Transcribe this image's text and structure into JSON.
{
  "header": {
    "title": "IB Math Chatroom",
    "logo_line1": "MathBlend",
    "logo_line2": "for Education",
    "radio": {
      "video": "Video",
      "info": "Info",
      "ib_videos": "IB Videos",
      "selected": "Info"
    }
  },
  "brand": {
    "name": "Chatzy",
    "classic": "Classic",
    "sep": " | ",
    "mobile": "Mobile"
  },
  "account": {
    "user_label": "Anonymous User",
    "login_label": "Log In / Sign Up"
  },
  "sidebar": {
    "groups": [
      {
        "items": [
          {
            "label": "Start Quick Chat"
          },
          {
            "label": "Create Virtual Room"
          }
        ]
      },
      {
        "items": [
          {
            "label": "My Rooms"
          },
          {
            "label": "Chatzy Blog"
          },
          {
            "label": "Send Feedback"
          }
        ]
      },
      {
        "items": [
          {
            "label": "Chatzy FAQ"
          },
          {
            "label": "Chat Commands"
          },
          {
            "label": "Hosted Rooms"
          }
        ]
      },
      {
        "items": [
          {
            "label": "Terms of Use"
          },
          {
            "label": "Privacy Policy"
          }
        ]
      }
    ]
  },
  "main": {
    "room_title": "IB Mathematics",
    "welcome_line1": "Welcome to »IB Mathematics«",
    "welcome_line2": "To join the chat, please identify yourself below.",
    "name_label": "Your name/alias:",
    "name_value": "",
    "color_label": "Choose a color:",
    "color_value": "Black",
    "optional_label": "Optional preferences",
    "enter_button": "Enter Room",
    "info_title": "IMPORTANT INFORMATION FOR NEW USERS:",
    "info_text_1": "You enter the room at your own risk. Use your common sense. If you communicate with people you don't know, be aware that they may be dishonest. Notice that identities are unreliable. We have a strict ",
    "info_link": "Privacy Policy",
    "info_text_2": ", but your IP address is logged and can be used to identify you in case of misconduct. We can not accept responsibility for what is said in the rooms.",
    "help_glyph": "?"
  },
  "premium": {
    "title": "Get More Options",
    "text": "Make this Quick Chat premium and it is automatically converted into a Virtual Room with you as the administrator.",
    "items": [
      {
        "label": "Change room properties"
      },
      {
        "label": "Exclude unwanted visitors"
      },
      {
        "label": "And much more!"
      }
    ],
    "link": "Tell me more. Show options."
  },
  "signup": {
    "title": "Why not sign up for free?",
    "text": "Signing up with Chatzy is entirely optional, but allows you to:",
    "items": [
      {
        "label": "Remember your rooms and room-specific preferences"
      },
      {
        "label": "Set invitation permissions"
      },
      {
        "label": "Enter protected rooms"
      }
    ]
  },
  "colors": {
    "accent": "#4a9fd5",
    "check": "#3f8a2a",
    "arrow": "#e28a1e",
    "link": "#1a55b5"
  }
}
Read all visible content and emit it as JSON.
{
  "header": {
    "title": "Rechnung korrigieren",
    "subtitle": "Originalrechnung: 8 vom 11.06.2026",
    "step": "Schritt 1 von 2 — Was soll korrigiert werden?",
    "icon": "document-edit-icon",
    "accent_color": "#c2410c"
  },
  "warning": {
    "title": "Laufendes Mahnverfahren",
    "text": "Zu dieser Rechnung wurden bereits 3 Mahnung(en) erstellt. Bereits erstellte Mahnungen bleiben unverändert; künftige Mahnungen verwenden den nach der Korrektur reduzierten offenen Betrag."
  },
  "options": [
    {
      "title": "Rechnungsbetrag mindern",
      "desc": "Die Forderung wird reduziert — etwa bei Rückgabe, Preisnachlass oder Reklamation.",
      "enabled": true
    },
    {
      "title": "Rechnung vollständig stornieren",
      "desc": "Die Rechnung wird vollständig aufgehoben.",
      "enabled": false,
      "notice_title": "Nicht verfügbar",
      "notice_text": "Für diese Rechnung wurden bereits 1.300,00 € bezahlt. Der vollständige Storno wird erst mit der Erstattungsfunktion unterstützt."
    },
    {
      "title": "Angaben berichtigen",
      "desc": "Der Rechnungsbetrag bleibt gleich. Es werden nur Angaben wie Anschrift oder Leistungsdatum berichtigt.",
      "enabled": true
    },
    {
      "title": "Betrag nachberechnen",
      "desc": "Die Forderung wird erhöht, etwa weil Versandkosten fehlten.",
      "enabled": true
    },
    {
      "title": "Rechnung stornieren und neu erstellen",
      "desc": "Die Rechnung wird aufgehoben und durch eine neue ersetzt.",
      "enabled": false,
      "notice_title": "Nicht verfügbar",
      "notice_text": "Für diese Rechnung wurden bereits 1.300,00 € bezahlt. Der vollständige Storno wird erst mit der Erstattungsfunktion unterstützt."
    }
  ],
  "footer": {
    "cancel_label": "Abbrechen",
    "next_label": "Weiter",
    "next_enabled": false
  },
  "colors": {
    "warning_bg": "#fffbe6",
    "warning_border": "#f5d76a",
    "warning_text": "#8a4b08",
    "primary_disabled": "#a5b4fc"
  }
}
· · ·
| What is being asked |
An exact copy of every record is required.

| Task answer |
Transcribe this image's text and structure into JSON.
{
  "header": {
    "title": "IB Math Chatroom",
    "logo_line1": "MathBlend",
    "logo_line2": "for Education",
    "radio": {
      "video": "Video",
      "info": "Info",
      "ib_videos": "IB Videos",
      "selected": "Info"
    }
  },
  "brand": {
    "name": "Chatzy",
    "classic": "Classic",
    "sep": " | ",
    "mobile": "Mobile"
  },
  "account": {
    "user_label": "Anonymous User",
    "login_label": "Log In / Sign Up"
  },
  "sidebar": {
    "groups": [
      {
        "items": [
          {
            "label": "Start Quick Chat"
          },
          {
            "label": "Create Virtual Room"
          }
        ]
      },
      {
        "items": [
          {
            "label": "My Rooms"
          },
          {
            "label": "Chatzy Blog"
          },
          {
            "label": "Send Feedback"
          }
        ]
      },
      {
        "items": [
          {
            "label": "Chatzy FAQ"
          },
          {
            "label": "Chat Commands"
          },
          {
            "label": "Hosted Rooms"
          }
        ]
      },
      {
        "items": [
          {
            "label": "Terms of Use"
          },
          {
            "label": "Privacy Policy"
          }
        ]
      }
    ]
  },
  "main": {
    "room_title": "IB Mathematics",
    "welcome_line1": "Welcome to »IB Mathematics«",
    "welcome_line2": "To join the chat, please identify yourself below.",
    "name_label": "Your name/alias:",
    "name_value": "",
    "color_label": "Choose a color:",
    "color_value": "Black",
    "optional_label": "Optional preferences",
    "enter_button": "Enter Room",
    "info_title": "IMPORTANT INFORMATION FOR NEW USERS:",
    "info_text_1": "You enter the room at your own risk. Use your common sense. If you communicate with people you don't know, be aware that they may be dishonest. Notice that identities are unreliable. We have a strict ",
    "info_link": "Privacy Policy",
    "info_text_2": ", but your IP address is logged and can be used to identify you in case of misconduct. We can not accept responsibility for what is said in the rooms.",
    "help_glyph": "?"
  },
  "premium": {
    "title": "Get More Options",
    "text": "Make this Quick Chat premium and it is automatically converted into a Virtual Room with you as the administrator.",
    "items": [
      {
        "label": "Change room properties"
      },
      {
        "label": "Exclude unwanted visitors"
      },
      {
        "label": "And much more!"
      }
    ],
    "link": "Tell me more. Show options."
  },
  "signup": {
    "title": "Why not sign up for free?",
    "text": "Signing up with Chatzy is entirely optional, but allows you to:",
    "items": [
      {
        "label": "Remember your rooms and room-specific preferences"
      },
      {
        "label": "Set invitation permissions"
      },
      {
        "label": "Enter protected rooms"
      }
    ]
  },
  "colors": {
    "accent": "#4a9fd5",
    "check": "#3f8a2a",
    "arrow": "#e28a1e",
    "link": "#1a55b5"
  }
}
Read all visible content and emit it as JSON.
{
  "header": {
    "title": "Rechnung korrigieren",
    "subtitle": "Originalrechnung: 8 vom 11.06.2026",
    "step": "Schritt 1 von 2 — Was soll korrigiert werden?",
    "icon": "document-edit-icon",
    "accent_color": "#c2410c"
  },
  "warning": {
    "title": "Laufendes Mahnverfahren",
    "text": "Zu dieser Rechnung wurden bereits 3 Mahnung(en) erstellt. Bereits erstellte Mahnungen bleiben unverändert; künftige Mahnungen verwenden den nach der Korrektur reduzierten offenen Betrag."
  },
  "options": [
    {
      "title": "Rechnungsbetrag mindern",
      "desc": "Die Forderung wird reduziert — etwa bei Rückgabe, Preisnachlass oder Reklamation.",
      "enabled": true
    },
    {
      "title": "Rechnung vollständig stornieren",
      "desc": "Die Rechnung wird vollständig aufgehoben.",
      "enabled": false,
      "notice_title": "Nicht verfügbar",
      "notice_text": "Für diese Rechnung wurden bereits 1.300,00 € bezahlt. Der vollständige Storno wird erst mit der Erstattungsfunktion unterstützt."
    },
    {
      "title": "Angaben berichtigen",
      "desc": "Der Rechnungsbetrag bleibt gleich. Es werden nur Angaben wie Anschrift oder Leistungsdatum berichtigt.",
      "enabled": true
    },
    {
      "title": "Betrag nachberechnen",
      "desc": "Die Forderung wird erhöht, etwa weil Versandkosten fehlten.",
      "enabled": true
    },
    {
      "title": "Rechnung stornieren und neu erstellen",
      "desc": "Die Rechnung wird aufgehoben und durch eine neue ersetzt.",
      "enabled": false,
      "notice_title": "Nicht verfügbar",
      "notice_text": "Für diese Rechnung wurden bereits 1.300,00 € bezahlt. Der vollständige Storno wird erst mit der Erstattungsfunktion unterstützt."
    }
  ],
  "footer": {
    "cancel_label": "Abbrechen",
    "next_label": "Weiter",
    "next_enabled": false
  },
  "colors": {
    "warning_bg": "#fffbe6",
    "warning_border": "#f5d76a",
    "warning_text": "#8a4b08",
    "primary_disabled": "#a5b4fc"
  }
}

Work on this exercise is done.